Chamseddine: The Myth of “Need-Aware”
The College’s decision to end need-blind admissions for international students is unfortunate. Its misguidedness is only surpassed by the incoherence of the justification that has been presented to the public. Though there has been much discussion of the policy shift in these pages, I wish to add my perspective as an international student and dispel some myths about the issue.
The first myth is that the new policy will stabilize and increase international enrollment at Dartmouth. Paul Sunde, interim dean of admissions and financial aid, wrote in an email to The Dartmouth last week that the change will help the College do a better job of developing a “robust” and “stable” enrolling class. Sunde wrote that the new policy is part of a broader effort to encourage international students to apply to the College and attend upon admission. According to College spokesperson Diana Lawrence, the College hopes not only to “increase and stabilize” the population of international students on campus but also to enroll a class that showcases diversity in a multitude of ways.
Yet, if reverting back to a need-aware policy is so beneficial to the diversity and stability of the incoming international class, I can’t help but wonder why the College doesn’t adopt the same policy for domestic students. Dartmouth often prides itself on the diverse backgrounds, including socioeconomic, represented in its student body. It seems unlikely, however, that the College can have a diverse domestic population and a diverse international population while employing different financial aid policies for each. There is a fundamental inconsistency in claiming that this practice will diversify international enrollment, while maintaining need-blind policies for domestic enrollment.
The second myth is that this decision is justifiable by the fact that all but a few of our peer institutions do not have a need-blind admissions for international students policy, as Lawrence specified in The Dartmouth’s Sept. 18 article. What should not be left unmentioned, however, is that the institutions who do follow a need-blind policy for international students are the Massachusetts Institute of Technology, Amherst College and Harvard, Princeton and Yale Universities — all elite, world-class institutions. Dropping the policy means the College is lowering its ethos. Why does it matter if the new policy resembles that of many other schools, when it is clear that the schools who adopt a need-blind policy are some of the best in the nation?
The third myth is that the College can not afford a need-blind policy for international students. While it is true that Dartmouth has a smaller endowment than most schools still offering need-blind admissions for foreign applicants, it is also significantly smaller in terms of student body and its international student population usually does not exceed nine percent — comparable to the 12.2 percent at Harvard, 14 percent at Princeton and 11 percent at Yale for each institution’s respective Class of 2019. The total institutional operating expenses for the College were $853 million in 2014, and Dartmouth is sitting on a $4.47 billion endowment. When international need-blind admission was enacted in 2011, the endowment was only $3.4 billion. In light of these numbers, justifying the decision on financial grounds is nonsensical.

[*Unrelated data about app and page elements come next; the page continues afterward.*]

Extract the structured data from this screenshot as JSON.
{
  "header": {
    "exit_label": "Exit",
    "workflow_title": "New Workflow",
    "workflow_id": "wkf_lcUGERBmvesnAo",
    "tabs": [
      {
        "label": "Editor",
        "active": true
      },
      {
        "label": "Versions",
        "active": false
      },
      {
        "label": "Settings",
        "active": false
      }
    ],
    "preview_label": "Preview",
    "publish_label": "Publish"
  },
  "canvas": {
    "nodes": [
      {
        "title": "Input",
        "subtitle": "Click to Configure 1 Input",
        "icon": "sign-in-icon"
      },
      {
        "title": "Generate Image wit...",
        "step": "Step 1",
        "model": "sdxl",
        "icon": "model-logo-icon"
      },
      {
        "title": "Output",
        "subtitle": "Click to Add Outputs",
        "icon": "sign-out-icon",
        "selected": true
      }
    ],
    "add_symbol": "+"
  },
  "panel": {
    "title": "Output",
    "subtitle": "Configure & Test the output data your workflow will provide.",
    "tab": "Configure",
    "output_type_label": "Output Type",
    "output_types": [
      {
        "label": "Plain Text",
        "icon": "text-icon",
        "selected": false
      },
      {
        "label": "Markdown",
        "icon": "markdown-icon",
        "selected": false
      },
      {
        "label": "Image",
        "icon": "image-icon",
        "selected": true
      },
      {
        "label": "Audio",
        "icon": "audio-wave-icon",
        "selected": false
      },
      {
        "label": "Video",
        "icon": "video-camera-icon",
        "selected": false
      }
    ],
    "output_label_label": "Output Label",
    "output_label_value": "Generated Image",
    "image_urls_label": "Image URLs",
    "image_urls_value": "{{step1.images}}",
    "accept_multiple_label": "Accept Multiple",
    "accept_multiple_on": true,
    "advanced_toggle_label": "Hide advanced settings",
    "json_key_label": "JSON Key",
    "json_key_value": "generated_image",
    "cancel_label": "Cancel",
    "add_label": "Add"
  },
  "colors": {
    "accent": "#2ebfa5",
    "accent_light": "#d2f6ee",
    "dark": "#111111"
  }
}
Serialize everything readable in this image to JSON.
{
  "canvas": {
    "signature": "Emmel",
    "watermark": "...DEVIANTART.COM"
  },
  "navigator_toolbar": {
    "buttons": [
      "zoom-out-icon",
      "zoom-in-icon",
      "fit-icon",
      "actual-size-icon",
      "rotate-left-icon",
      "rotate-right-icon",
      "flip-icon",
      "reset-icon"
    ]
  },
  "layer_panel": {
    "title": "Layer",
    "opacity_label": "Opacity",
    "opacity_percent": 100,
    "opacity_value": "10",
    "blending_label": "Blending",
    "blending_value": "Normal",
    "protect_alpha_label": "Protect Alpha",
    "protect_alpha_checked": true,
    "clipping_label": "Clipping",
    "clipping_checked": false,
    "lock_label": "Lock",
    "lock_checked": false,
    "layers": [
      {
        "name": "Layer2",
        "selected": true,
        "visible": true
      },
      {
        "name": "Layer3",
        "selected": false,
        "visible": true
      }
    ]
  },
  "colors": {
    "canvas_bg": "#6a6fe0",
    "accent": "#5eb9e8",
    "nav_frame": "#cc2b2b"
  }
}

The fourth and final myth is that this policy adjustment will not shift perceptions of Dartmouth for international students. The College may not be as well-known outside the United States as other elite universities, but many foreign applicants do know about Dartmouth for its prestige, history, community and alumni. The need-blind policy encourages many students to apply because it assures them that their parents’ income will not make their achievements, intelligence and hard work less impressive. The need-blind policy reminds anxious, low-income international students that they, too, are valid candidates for Dartmouth. It helps students who are hesitant to pay the application fee for fear of outright rejection from an Ivy League to go ahead and try. And if there are students who truly only apply to the College because of the need-blind policy, is that so bad? These students may realize that the only way for their application to be considered seriously is through a need-blind reading of all applicants. They may expect that their application will be disregarded when compared to a similar, foreign applicant who is not seeking financial assistance.
Reverting back to a need-aware admissions policy suggests, at least on the international level, that Dartmouth is an exclusive institution for wealthy students. I would urge administrators involved to reconsider this decision, so that our beloved College can continue to be a home for the most promising minds around the world.